***** Entries provided

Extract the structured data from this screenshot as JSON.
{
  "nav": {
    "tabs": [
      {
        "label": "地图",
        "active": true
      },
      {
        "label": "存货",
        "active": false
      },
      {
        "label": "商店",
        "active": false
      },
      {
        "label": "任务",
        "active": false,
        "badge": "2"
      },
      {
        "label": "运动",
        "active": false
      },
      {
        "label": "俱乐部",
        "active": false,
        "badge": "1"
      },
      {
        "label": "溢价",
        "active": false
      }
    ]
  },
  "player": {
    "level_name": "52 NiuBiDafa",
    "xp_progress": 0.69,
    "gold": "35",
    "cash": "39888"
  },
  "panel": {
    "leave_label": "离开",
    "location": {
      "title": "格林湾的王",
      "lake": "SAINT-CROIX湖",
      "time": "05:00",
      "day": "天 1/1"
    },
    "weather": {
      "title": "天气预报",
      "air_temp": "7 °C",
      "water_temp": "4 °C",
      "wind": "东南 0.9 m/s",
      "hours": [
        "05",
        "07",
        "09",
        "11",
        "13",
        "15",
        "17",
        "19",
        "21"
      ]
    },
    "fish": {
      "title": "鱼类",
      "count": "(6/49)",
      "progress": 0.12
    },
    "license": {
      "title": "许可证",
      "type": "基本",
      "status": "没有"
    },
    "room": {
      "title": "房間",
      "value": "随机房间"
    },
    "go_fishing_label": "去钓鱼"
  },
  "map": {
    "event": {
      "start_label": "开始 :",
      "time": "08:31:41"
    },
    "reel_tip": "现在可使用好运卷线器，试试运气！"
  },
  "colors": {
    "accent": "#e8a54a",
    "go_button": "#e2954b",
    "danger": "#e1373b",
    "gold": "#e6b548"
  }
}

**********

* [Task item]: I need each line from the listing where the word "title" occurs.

* [Reply]:
      "title": "格林湾的王",
      "title": "天气预报",
      "title": "鱼类",
      "title": "许可证",
      "title": "房間",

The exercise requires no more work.